[Collected data]
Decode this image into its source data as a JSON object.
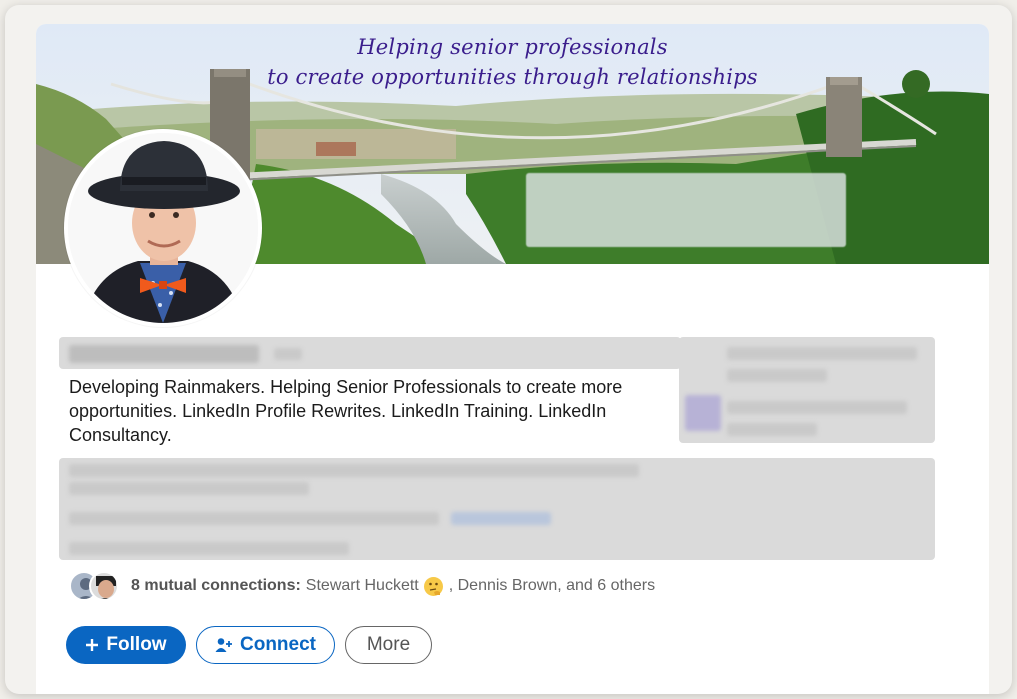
{
  "banner": {
    "tagline_line1": "Helping senior professionals",
    "tagline_line2": "to create opportunities through relationships"
  },
  "profile": {
    "headline": "Developing Rainmakers. Helping Senior Professionals to create more opportunities. LinkedIn Profile Rewrites. LinkedIn Training. LinkedIn Consultancy."
  },
  "mutual": {
    "count_label": "8 mutual connections:",
    "first_name": "Stewart Huckett",
    "rest": ", Dennis Brown, and 6 others"
  },
  "actions": {
    "follow_label": "Follow",
    "connect_label": "Connect",
    "more_label": "More"
  },
  "colors": {
    "brand_blue": "#0a66c2",
    "tagline_purple": "#3a1d8c"
  },
  "icons": [
    "plus-icon",
    "add-person-icon",
    "thinking-face-emoji"
  ]
}
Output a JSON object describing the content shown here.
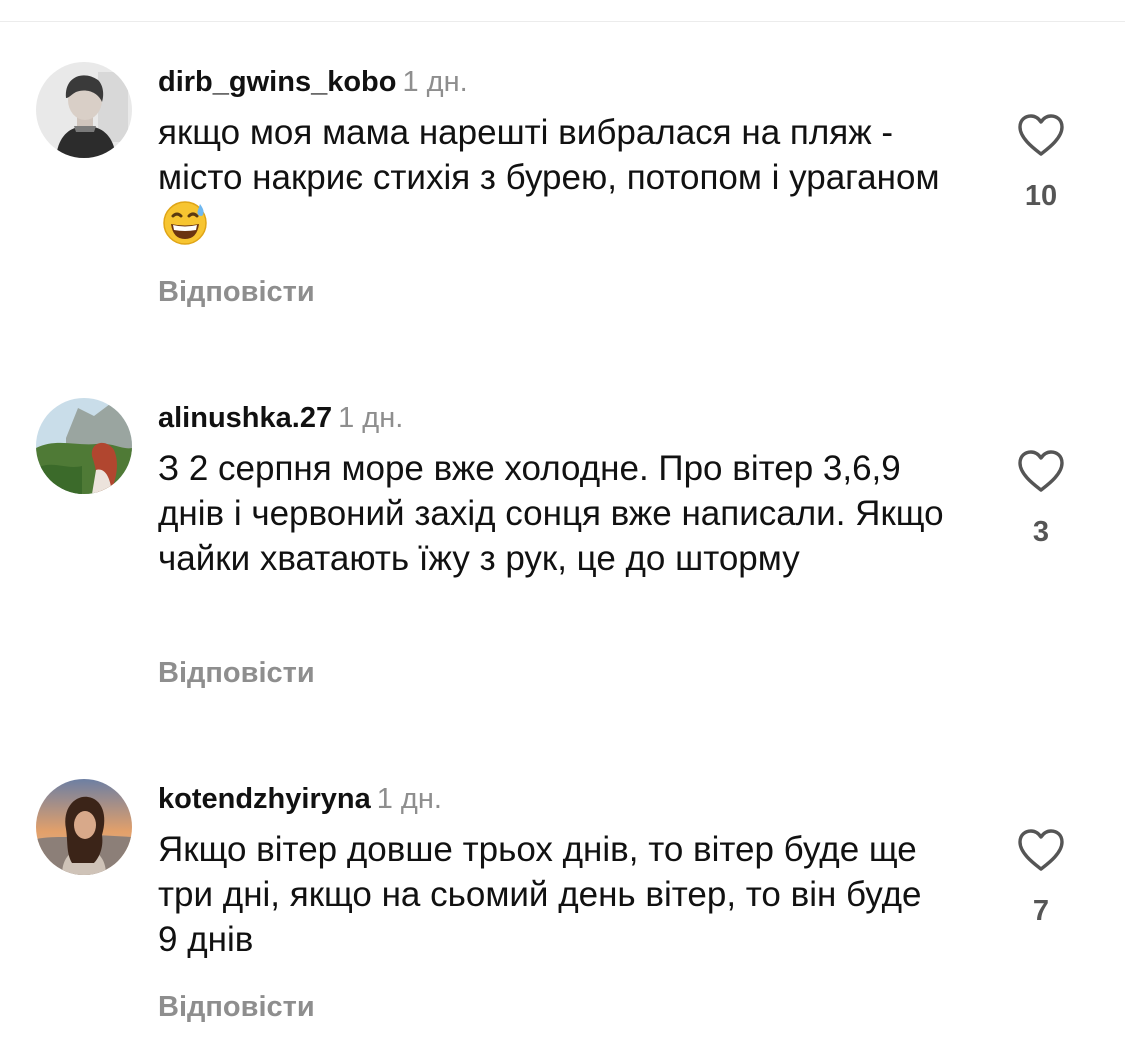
{
  "comments": [
    {
      "username": "dirb_gwins_kobo",
      "time": "1 дн.",
      "text": "якщо моя мама нарешті вибралася на пляж - місто накриє стихія з бурею, потопом і ураганом",
      "emoji": "grinning-sweat-emoji",
      "likes": "10",
      "reply_label": "Відповісти"
    },
    {
      "username": "alinushka.27",
      "time": "1 дн.",
      "text": "З 2 серпня море вже холодне. Про вітер 3,6,9 днів і червоний захід сонця вже написали. Якщо чайки хватають їжу з рук, це до шторму",
      "likes": "3",
      "reply_label": "Відповісти"
    },
    {
      "username": "kotendzhyiryna",
      "time": "1 дн.",
      "text": "Якщо вітер довше трьох днів, то вітер буде ще три дні, якщо на сьомий день вітер, то він буде 9 днів",
      "likes": "7",
      "reply_label": "Відповісти"
    }
  ],
  "icons": {
    "like": "heart-outline-icon"
  },
  "colors": {
    "text": "#111111",
    "muted": "#8e8e8e",
    "like_count": "#555555",
    "divider": "#ececec"
  }
}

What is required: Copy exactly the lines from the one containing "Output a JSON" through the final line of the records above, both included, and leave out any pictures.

Worked solution:
Output a JSON object describing the content shown here.
{
  "comments": [
    {
      "username": "dirb_gwins_kobo",
      "time": "1 дн.",
      "text": "якщо моя мама нарешті вибралася на пляж - місто накриє стихія з бурею, потопом і ураганом",
      "emoji": "grinning-sweat-emoji",
      "likes": "10",
      "reply_label": "Відповісти"
    },
    {
      "username": "alinushka.27",
      "time": "1 дн.",
      "text": "З 2 серпня море вже холодне. Про вітер 3,6,9 днів і червоний захід сонця вже написали. Якщо чайки хватають їжу з рук, це до шторму",
      "likes": "3",
      "reply_label": "Відповісти"
    },
    {
      "username": "kotendzhyiryna",
      "time": "1 дн.",
      "text": "Якщо вітер довше трьох днів, то вітер буде ще три дні, якщо на сьомий день вітер, то він буде 9 днів",
      "likes": "7",
      "reply_label": "Відповісти"
    }
  ],
  "icons": {
    "like": "heart-outline-icon"
  },
  "colors": {
    "text": "#111111",
    "muted": "#8e8e8e",
    "like_count": "#555555",
    "divider": "#ececec"
  }
}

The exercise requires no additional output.